“Drug trafficking (tips) seem to be a little bit more (common), I guess, because of I-40 being a huge corridor,” Sabin said.
The process begins when a tipster contacts Silent Witness online, by phone or by text message. Once they submit the information, it goes directly to the Silent Witness staff at the Flagstaff Police Department. The tipster immediately receives a secret identification number. They are never asked for their name or any other personal information.
“There is no worrying about the person finding out who you are,” Sabin said. “It’s completely and totally anonymous. It’s nice because sometimes you don’t want them to know who you are but you want them off the street.”
The information gets forwarded to the agency that is working the case. FPD, Northern Arizona University Police Department, the Coconino County Sheriff’s Office and the Arizona Department of Public Safety have all benefited from tips gathered through the Silent Witness program. Almost every month, representatives from those agencies meet in the auditorium at the Law Enforcement Administrative Facility in Flagstaff to tell the Silent Witness Committee how many tips have led to arrests and solved crimes the previous month.
“Even if a defense attorney submitted a subpoena to get the name for the individual (who submitted) the tip, we don’t have it so we can’t give it, which keeps it open and honest,” Sabin said. “That way, we’re not potentially putting anybody at risk.”
If a tip leads to an arrest or helps solve a crime, the Silent Witness committee votes on the reward that will be given to the anonymous tipster. He or she then has six months to present the secret number at a designated bank and receive a reward of between $100 and $2,000 without ever showing any identification. Silent Witness handed out $1,600 in rewards last year, down from $2,800 in 2014.
Sabin has been consulting Yavapai Silent Witness for ways to raise the Coconino County group’s profile. One idea she got from Yavapai has already panned out: FPD is now putting decals with the Silent Witness logo and phone number on all its patrol vehicles. The Sheriff’s Office has decided to do the same thing as it replaces vehicles.
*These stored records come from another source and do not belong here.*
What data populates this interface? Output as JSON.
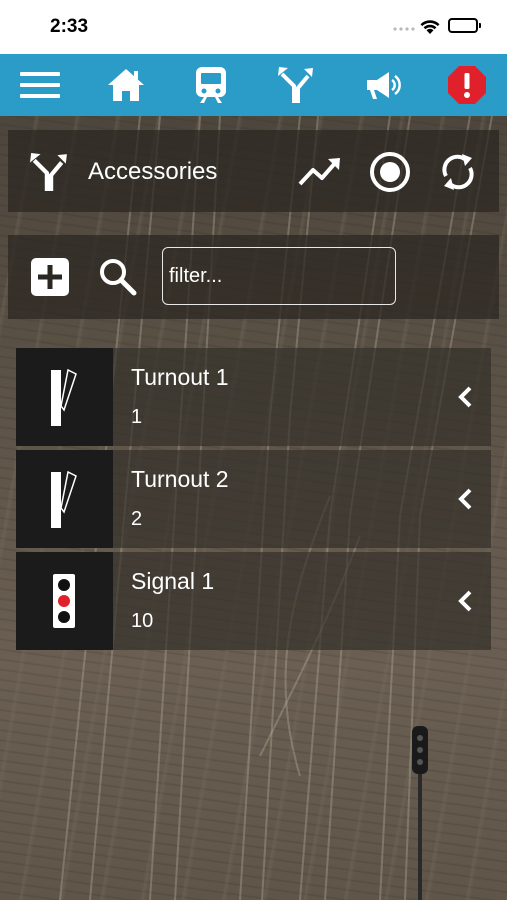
{
  "status_bar": {
    "time": "2:33"
  },
  "nav": {
    "icons": [
      "menu-icon",
      "home-icon",
      "train-icon",
      "turnout-icon",
      "megaphone-icon",
      "alert-icon"
    ],
    "accent_color": "#2b9cc8",
    "alert_color": "#e0202a"
  },
  "header": {
    "title": "Accessories"
  },
  "filter": {
    "placeholder": "filter...",
    "value": ""
  },
  "accessories": [
    {
      "name": "Turnout 1",
      "address": "1",
      "type": "turnout"
    },
    {
      "name": "Turnout 2",
      "address": "2",
      "type": "turnout"
    },
    {
      "name": "Signal 1",
      "address": "10",
      "type": "signal"
    }
  ]
}
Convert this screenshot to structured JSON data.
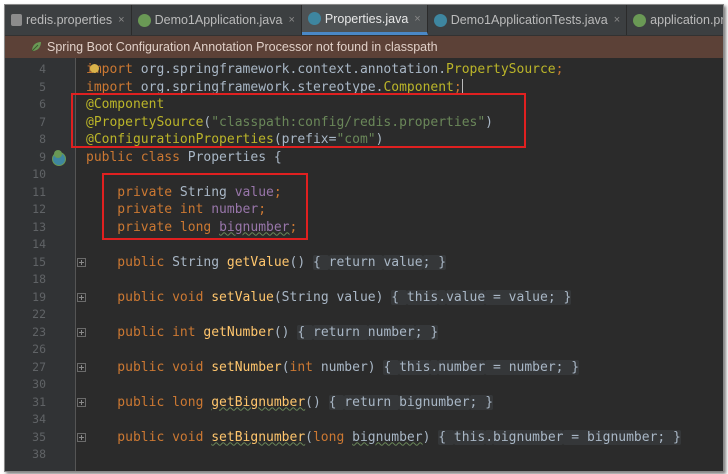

Silent Witness has also started distributing window clings made by The Print Raven and placing brochures in public buildings. Sabin is hoping the more visible the group is, the more people will get involved in an effort to keep their community a little bit safer.